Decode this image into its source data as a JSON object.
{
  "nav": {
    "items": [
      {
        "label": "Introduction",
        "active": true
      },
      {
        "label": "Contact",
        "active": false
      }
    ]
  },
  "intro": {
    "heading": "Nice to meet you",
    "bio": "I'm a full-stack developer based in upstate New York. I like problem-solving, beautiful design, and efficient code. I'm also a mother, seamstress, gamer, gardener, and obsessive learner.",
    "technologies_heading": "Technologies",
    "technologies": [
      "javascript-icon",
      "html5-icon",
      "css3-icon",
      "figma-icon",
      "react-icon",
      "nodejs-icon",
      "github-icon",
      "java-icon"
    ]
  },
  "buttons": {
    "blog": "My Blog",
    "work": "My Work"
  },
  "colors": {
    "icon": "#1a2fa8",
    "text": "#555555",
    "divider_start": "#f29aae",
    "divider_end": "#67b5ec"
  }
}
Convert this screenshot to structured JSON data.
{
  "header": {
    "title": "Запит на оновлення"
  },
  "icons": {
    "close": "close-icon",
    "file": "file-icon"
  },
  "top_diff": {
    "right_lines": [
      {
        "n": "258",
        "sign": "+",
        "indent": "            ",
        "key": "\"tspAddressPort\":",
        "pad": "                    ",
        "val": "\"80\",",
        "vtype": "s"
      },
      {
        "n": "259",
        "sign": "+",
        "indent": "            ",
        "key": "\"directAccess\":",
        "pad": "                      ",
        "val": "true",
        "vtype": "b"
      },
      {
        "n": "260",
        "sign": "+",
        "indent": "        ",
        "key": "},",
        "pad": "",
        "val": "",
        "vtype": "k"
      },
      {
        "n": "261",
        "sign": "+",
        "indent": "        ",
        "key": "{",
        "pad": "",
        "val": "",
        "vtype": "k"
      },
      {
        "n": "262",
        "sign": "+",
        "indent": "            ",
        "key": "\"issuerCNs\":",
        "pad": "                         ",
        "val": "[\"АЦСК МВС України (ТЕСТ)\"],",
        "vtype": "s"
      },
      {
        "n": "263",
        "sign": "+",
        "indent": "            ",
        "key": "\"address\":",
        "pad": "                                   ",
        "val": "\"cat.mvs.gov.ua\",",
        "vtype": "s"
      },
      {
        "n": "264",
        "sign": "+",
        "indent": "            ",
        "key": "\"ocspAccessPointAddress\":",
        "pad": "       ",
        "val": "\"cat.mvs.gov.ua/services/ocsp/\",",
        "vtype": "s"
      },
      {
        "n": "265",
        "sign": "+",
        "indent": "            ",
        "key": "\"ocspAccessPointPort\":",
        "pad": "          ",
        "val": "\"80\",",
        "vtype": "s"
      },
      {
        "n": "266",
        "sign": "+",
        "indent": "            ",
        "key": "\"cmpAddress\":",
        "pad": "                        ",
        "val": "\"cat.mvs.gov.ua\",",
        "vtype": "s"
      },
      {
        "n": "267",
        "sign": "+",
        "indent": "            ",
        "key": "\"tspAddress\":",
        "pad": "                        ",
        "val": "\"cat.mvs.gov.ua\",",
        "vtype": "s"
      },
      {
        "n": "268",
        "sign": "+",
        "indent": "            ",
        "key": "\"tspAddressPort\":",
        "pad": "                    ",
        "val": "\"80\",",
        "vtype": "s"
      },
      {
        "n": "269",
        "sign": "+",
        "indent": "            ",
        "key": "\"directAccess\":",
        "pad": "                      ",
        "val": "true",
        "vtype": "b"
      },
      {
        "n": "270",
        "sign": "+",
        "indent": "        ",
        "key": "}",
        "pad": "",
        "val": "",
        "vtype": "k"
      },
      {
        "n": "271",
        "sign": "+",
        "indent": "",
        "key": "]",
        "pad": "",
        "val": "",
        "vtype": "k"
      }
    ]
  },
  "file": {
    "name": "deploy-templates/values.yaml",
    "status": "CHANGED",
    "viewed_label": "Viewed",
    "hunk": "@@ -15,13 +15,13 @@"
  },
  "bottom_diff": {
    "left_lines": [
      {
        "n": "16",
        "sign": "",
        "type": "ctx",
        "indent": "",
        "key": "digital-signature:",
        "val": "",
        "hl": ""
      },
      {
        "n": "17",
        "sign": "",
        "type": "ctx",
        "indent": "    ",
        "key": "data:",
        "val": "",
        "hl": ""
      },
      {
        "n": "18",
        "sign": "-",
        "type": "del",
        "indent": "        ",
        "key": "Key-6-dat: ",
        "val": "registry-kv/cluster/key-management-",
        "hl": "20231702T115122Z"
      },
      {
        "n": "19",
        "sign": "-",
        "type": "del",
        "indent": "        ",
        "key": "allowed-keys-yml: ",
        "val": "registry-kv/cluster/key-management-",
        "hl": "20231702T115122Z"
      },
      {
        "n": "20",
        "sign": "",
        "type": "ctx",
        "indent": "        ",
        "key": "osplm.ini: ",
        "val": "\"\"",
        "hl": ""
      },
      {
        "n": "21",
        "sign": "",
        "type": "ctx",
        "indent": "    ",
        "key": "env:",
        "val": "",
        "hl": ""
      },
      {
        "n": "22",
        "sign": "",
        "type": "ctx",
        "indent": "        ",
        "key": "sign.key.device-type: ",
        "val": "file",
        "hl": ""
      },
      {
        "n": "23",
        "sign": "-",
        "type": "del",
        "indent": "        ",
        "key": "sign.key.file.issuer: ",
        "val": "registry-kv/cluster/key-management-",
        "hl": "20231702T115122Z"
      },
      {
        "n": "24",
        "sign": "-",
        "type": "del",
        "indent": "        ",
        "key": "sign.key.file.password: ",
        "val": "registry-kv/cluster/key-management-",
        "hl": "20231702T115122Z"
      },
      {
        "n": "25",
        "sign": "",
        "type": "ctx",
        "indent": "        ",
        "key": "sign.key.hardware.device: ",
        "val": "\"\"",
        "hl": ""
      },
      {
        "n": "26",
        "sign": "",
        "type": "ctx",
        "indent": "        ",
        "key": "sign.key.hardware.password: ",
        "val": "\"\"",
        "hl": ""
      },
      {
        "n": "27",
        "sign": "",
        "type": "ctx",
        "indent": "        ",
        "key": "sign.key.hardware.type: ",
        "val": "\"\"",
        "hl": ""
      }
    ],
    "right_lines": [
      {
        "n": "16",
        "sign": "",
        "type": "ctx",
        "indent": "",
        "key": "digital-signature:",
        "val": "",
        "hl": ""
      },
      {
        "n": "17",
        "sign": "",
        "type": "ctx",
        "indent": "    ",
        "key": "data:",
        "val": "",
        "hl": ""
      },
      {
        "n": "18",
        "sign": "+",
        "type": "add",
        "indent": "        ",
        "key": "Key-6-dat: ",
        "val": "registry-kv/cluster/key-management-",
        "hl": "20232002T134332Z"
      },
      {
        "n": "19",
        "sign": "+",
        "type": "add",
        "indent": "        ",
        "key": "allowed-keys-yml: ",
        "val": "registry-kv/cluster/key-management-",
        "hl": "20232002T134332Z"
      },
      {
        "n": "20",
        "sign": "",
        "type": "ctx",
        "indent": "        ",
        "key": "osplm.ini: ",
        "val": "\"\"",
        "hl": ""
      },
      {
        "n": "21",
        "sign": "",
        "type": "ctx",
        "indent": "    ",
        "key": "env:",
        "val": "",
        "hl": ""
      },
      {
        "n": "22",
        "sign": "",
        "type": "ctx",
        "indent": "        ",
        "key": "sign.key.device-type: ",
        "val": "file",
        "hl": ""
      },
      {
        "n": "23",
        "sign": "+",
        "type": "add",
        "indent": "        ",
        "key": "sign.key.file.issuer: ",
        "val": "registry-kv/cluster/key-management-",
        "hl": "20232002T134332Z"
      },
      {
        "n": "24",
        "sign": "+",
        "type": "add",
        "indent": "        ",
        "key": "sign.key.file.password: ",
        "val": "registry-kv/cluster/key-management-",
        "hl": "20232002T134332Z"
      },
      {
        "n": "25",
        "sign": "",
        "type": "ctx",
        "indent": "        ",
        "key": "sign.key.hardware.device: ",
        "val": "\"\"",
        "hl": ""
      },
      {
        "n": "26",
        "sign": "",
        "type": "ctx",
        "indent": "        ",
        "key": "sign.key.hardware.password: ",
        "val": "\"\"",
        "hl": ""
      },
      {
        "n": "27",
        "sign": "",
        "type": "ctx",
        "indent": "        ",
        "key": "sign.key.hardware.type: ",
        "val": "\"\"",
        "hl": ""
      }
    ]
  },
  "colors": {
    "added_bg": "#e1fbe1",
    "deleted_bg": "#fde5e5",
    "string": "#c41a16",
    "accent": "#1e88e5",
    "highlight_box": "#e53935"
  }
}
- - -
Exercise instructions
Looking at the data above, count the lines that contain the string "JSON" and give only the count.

Result
2